:: Exercise description ::
Your answer should hold every line of the records below that contains the string "image".

:: Material provided ::

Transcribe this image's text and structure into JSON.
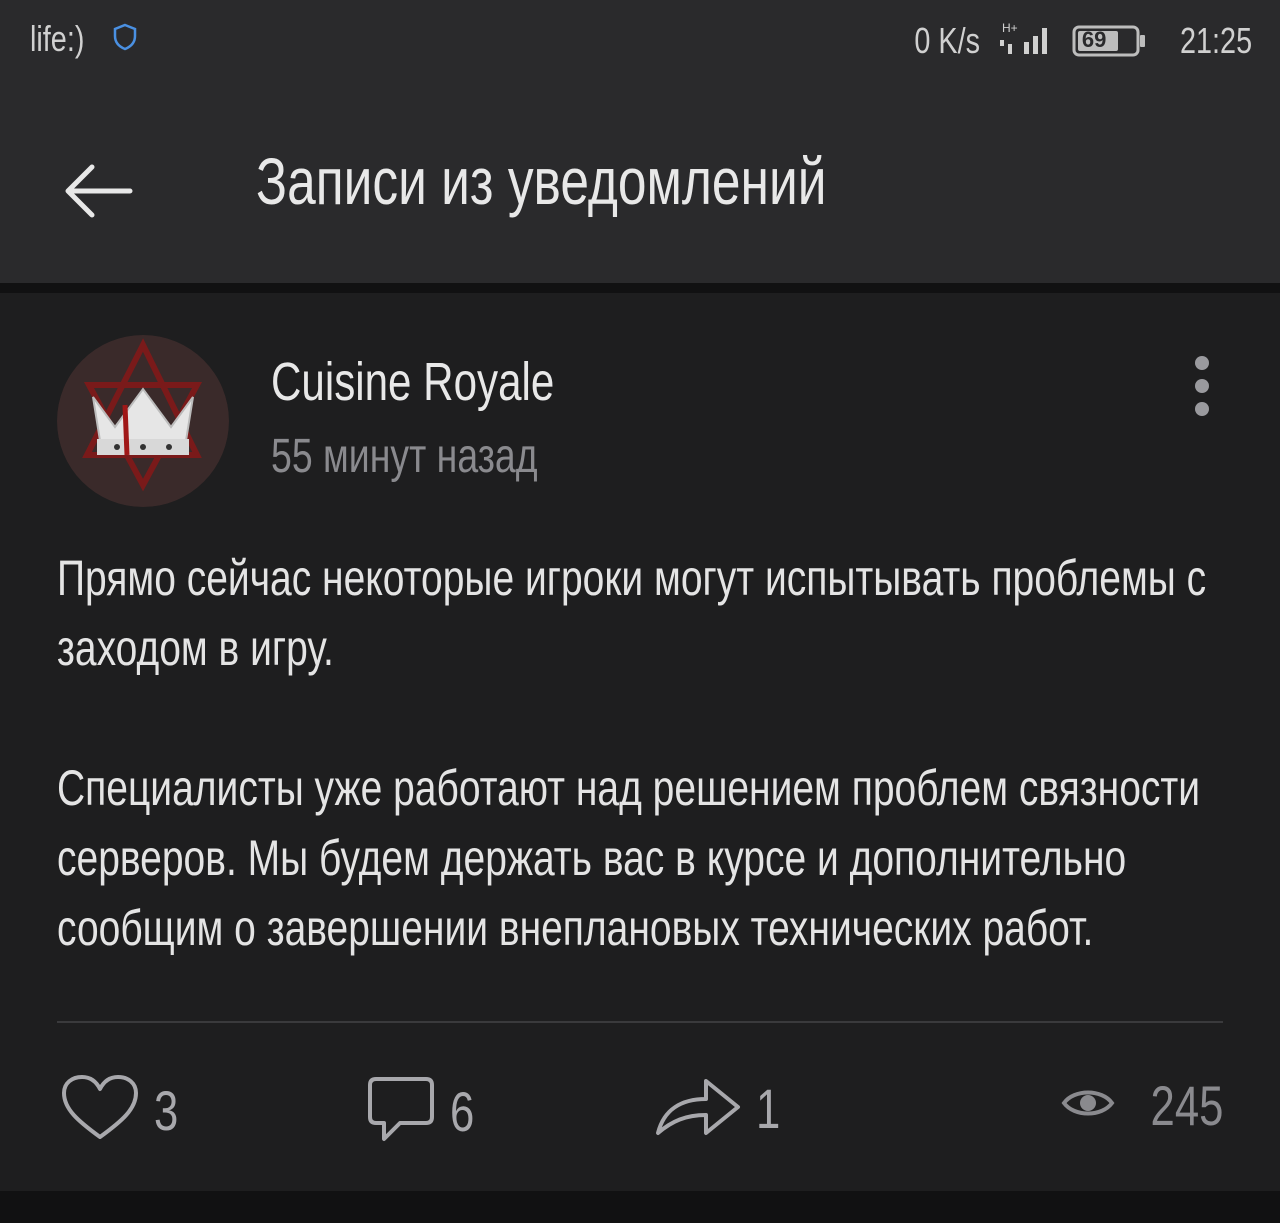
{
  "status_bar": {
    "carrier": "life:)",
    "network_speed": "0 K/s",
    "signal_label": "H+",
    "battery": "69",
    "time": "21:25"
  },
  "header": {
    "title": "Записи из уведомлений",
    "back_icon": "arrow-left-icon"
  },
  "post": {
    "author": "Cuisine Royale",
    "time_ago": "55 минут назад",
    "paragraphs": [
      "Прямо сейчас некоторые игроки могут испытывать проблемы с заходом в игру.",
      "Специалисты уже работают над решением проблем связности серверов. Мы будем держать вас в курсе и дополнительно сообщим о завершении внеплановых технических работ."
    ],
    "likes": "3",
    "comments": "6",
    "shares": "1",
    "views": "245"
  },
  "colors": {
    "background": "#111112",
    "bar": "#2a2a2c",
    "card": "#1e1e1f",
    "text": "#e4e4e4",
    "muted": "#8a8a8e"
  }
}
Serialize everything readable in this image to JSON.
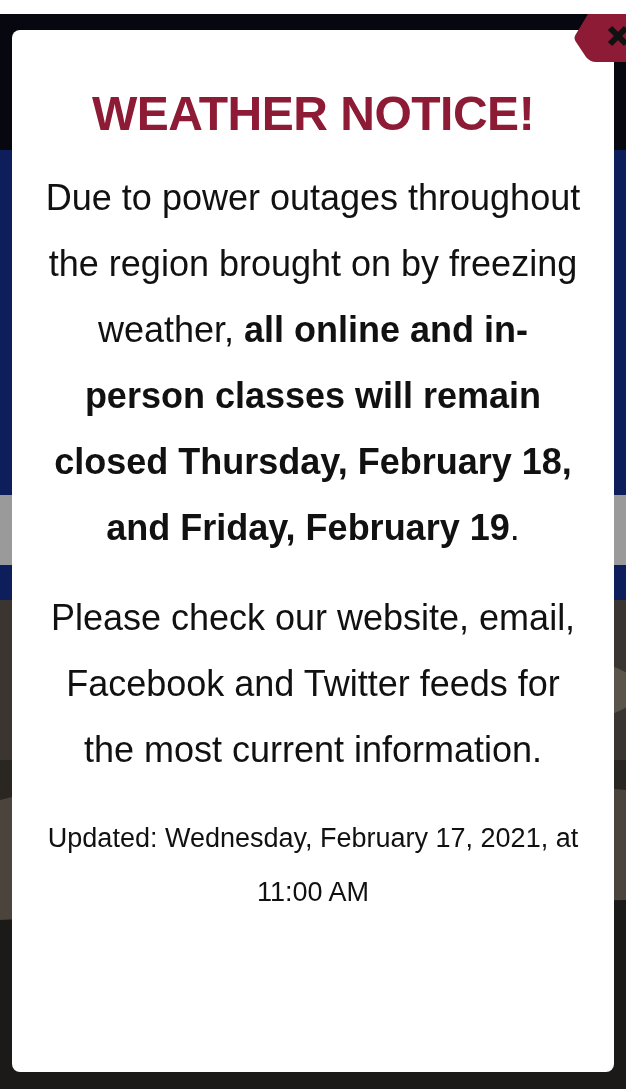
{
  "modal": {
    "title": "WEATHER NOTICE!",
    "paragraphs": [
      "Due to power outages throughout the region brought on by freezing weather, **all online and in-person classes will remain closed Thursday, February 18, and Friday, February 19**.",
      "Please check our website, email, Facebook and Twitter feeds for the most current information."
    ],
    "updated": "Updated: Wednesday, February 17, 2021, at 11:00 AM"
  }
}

:: Written answer ::
Transcribe this image's text and structure into JSON.
Serialize everything readable in this image to JSON.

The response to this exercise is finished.